(or more accurately, 55P/Tempel-Tuttle)
was discovered independently
by William Tempel
in December 1865 and by
in January 1866.
It was calculated that the comet had an
elliptic orbit with a 33-year period.
This information was then used to prove that
Tempel-Tuttle was the same comet that had been
observed by early astronomers in the
year 1366 and again in 1699.
Most people consider
Tempel-Tuttle to be an
inherently faint and typically
unspectacular comet that has only been observed on a
few apparitions over the past 600 years. Its most
recent apparition was in 1998, when it reached
perihelion on February 28. As expected, it showed
little activity, and only a small tail.
However, further inspection showed
that this comet is
more interesting than the first glance would suggest.
Its orbit is oriented in such a way
that the comet makes a relatively
close approach to the Earth every few
apparitions. And more importantly,

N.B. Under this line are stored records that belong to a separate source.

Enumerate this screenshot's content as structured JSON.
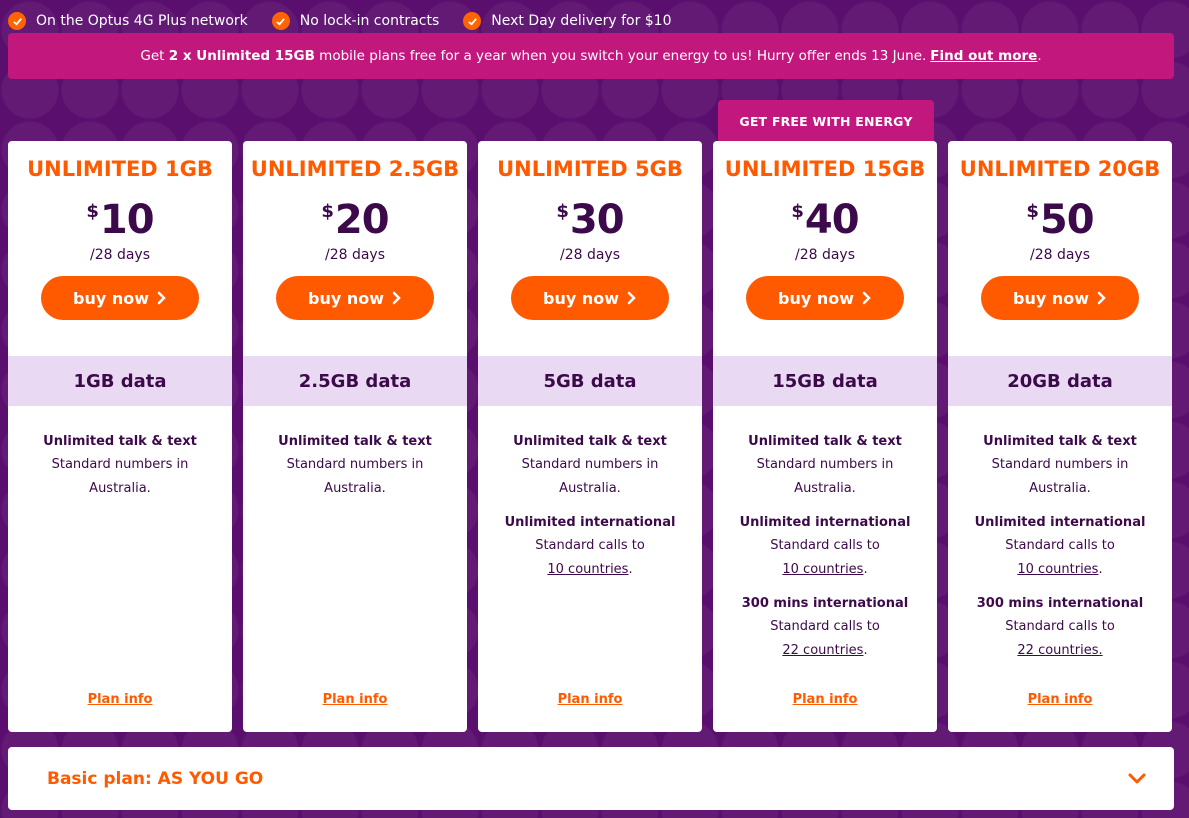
{
  "usps": [
    {
      "label": "On the Optus 4G Plus network"
    },
    {
      "label": "No lock-in contracts"
    },
    {
      "label": "Next Day delivery for $10"
    }
  ],
  "promo": {
    "prefix": "Get ",
    "highlight": "2 x Unlimited 15GB",
    "suffix": " mobile plans free for a year when you switch your energy to us! Hurry offer ends 13 June.",
    "link": "Find out more",
    "end": "."
  },
  "ribbon": "GET FREE WITH ENERGY",
  "currency": "$",
  "plans": [
    {
      "name": "UNLIMITED 1GB",
      "price": "10",
      "period": "/28 days",
      "buy": "buy now",
      "data": "1GB data",
      "features": [
        {
          "title": "Unlimited talk & text",
          "desc": "Standard numbers in Australia."
        }
      ],
      "plan_info": "Plan info"
    },
    {
      "name": "UNLIMITED 2.5GB",
      "price": "20",
      "period": "/28 days",
      "buy": "buy now",
      "data": "2.5GB data",
      "features": [
        {
          "title": "Unlimited talk & text",
          "desc": "Standard numbers in Australia."
        }
      ],
      "plan_info": "Plan info"
    },
    {
      "name": "UNLIMITED 5GB",
      "price": "30",
      "period": "/28 days",
      "buy": "buy now",
      "data": "5GB data",
      "features": [
        {
          "title": "Unlimited talk & text",
          "desc": "Standard numbers in Australia."
        },
        {
          "title": "Unlimited international",
          "desc_pre": "Standard calls to",
          "link": "10 countries",
          "desc_post": "."
        }
      ],
      "plan_info": "Plan info"
    },
    {
      "name": "UNLIMITED 15GB",
      "price": "40",
      "period": "/28 days",
      "buy": "buy now",
      "data": "15GB data",
      "features": [
        {
          "title": "Unlimited talk & text",
          "desc": "Standard numbers in Australia."
        },
        {
          "title": "Unlimited international",
          "desc_pre": "Standard calls to",
          "link": "10 countries",
          "desc_post": "."
        },
        {
          "title": "300 mins international",
          "desc_pre": "Standard calls to",
          "link": "22 countries",
          "desc_post": "."
        }
      ],
      "plan_info": "Plan info"
    },
    {
      "name": "UNLIMITED 20GB",
      "price": "50",
      "period": "/28 days",
      "buy": "buy now",
      "data": "20GB data",
      "features": [
        {
          "title": "Unlimited talk & text",
          "desc": "Standard numbers in Australia."
        },
        {
          "title": "Unlimited international",
          "desc_pre": "Standard calls to",
          "link": "10 countries",
          "desc_post": "."
        },
        {
          "title": "300 mins international",
          "desc_pre": "Standard calls to",
          "link": "22 countries.",
          "desc_post": ""
        }
      ],
      "plan_info": "Plan info"
    }
  ],
  "basic_plan": {
    "label": "Basic plan: AS YOU GO"
  },
  "colors": {
    "accent": "#ff5a00",
    "background": "#5a0e6e",
    "promo": "#c2187e",
    "data_band": "#ead9f2",
    "text": "#3c0a4a"
  },
  "icons": {
    "usp": "check-icon",
    "buy": "chevron-right-icon",
    "basic": "chevron-down-icon"
  }
}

the dust trail that the comet leaves behind
is the origin of the annual
Leonid meteor shower.